Carson elaborated a little to The Toronto Star, stressing that "I have not filed for bankruptcy. I would like to figure out a way to continue. I don’t know if that’s going to be possible, so I just need a few days. Right now, I don’t feel it’s fair to go on in the dire current situation that we’re in.”
He told the paper the business has “been a struggle for years. It’s difficult and I’ve got two tough businesses — a restaurant and a music venue. Up until this last Friday, I’ve been able to sort through it and do what I can to continue on. But it really was on Friday where I called the line. I can’t continue until I can answer some questions.”
Promoters and artists who had booked or played the club were quick to express sadness over the closure, with many offering to assist in any way possible.
Promoter/graphic artist Michael Wrycraft posted this on FB: “RIP Toronto'sHugh's Room. It is over! Hugh's Room, the best damned "listening" room in the city, is done. This is a sad day for so many in the music community! I have presented over 70 shows there over the last 13 years. I would never have been able to produce so many high-quality shows there without their faith and total support. This feels like the death of a family member to me and is most likely the end of my concert curating, producing and presenting career. They were very generous and I owe them a fantastic debt.”
Music promoter Richard Flohil has also booked a large number of shows there over the years. His FB post reads, in part: “One of my favourite venues, Hugh's Room, has apparently declared bankruptcy. This is incredibly sad news for this so-called 'Music City' — this venue will be remembered in the same way the glory days of the ElMo and the Diamond and Ontario Place are remembered. Over the last 14 years I have presented dozens of shows there; the city needs a "listening room" where artists can present their music to an audience that listens.”
Hugh’s Room was started by Richard Carson in April 2001, in Toronto’s West End, in honour of his late brother Hugh, a major folk music fan.
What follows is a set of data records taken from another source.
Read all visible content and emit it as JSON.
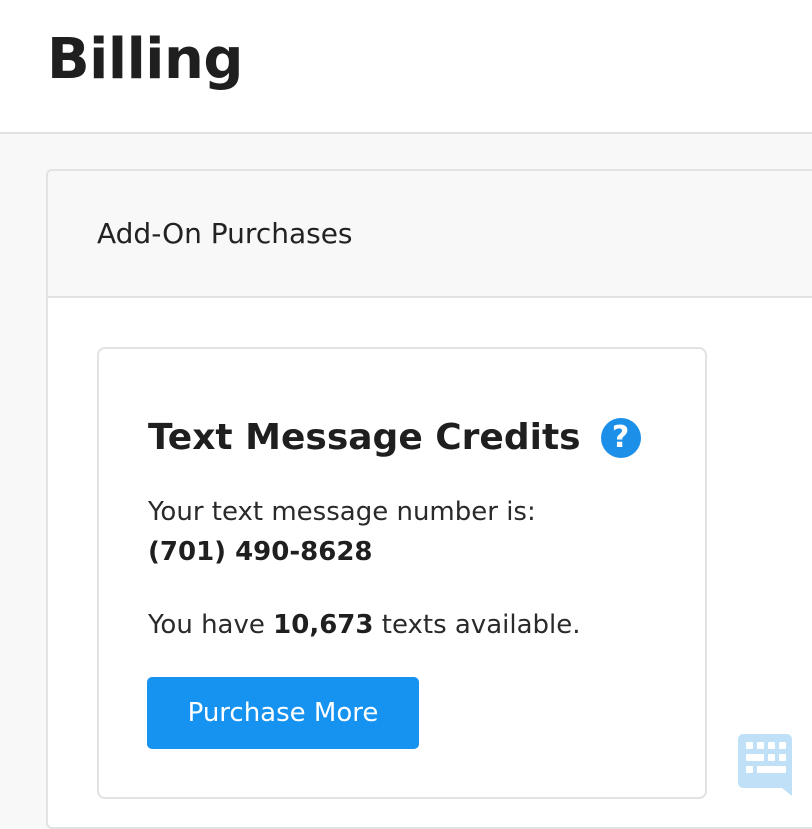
{
  "header": {
    "title": "Billing"
  },
  "panel": {
    "title": "Add-On Purchases"
  },
  "card": {
    "title": "Text Message Credits",
    "help_icon": "question-mark-icon",
    "help_glyph": "?",
    "number_label": "Your text message number is:",
    "number_value": "(701) 490-8628",
    "texts_prefix": "You have",
    "texts_count": "10,673",
    "texts_suffix": "texts available.",
    "purchase_label": "Purchase More"
  },
  "chat_widget": {
    "icon": "chat-bubble-icon"
  },
  "colors": {
    "accent": "#1692f0",
    "help_icon": "#1c8fe8",
    "chat_widget": "#bfe0f7"
  }
}
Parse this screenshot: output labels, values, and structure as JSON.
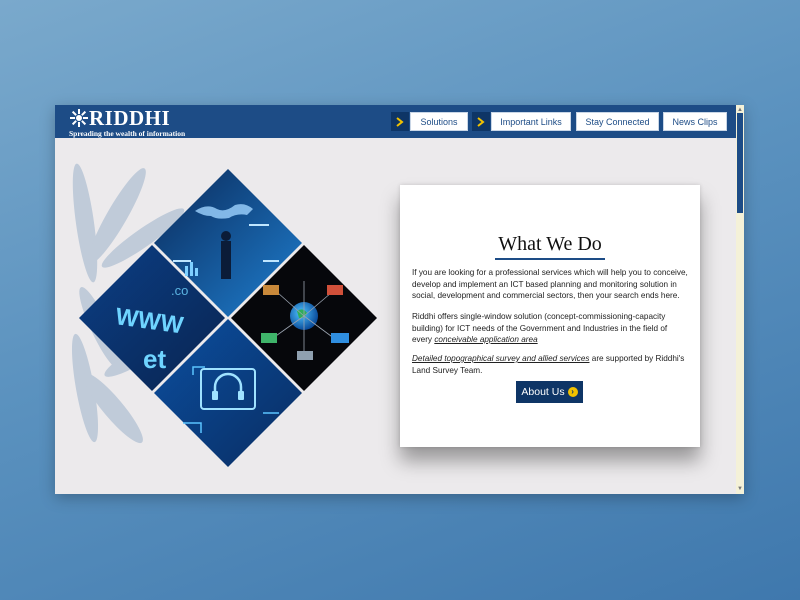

The table seating and a full menu gave the 200-capacity club something of a supper-club ambience, but the musical focus was predominantly on roots styles, though jazz was an increasing part of its recent menu.
It became a part of the regular touring schedule of many international groups and singer/songwriters, and a key venue to showcase acts from across Canada. Such veterans as Judy Collins, The Strawbs, Maria Muldaur, Tom Rush and Eric Andersen played Hugh’s Room, along with US roots-rock stars such as Dave Alvin, Billy Joe Shaver and The Flatlanders. Hugh’s Room also hosted performances by such domestic stars as Ron Sexsmith, Alan Doyle, Jane Siberry and Ian Tyson.
Upcoming bookings for 2017 had included Robbie Fulks, Tom Russell, The Good Brothers, Marc Jordan, and David Lindley.
News of the closing also increased concern over the future viability of such venues right across the country. On FB, Lori Yates posted “First the Railway Club in Vancouver, then the Carleton in Halifax, now Hugh's Room in Toronto have all closed! This doesn't bode well for roots artists...yikes! What's going on?”
The news of Hugh’s Room’s closure comes after a year in which Toronto lost far more music venues that it gained. A feature in local weekly NOW last month listed such clubs as Tattoo, The Hideout, Cherry Cola’s, The Tennessee and Not My Dog in the lost column, with just two notable newcomers, The Baby G and Velvet Underground, plus one rebrand (the former Sound Academy became Rebel).
-- Editor's note: In fact, the Carleton Bar & Grill in Halifax remains open with new owner Doug Reid, who currently owns Lot Six and Press Gang, operating the downtown venue; however, it is uncertain if the showroom will continue with regular music headliners after March.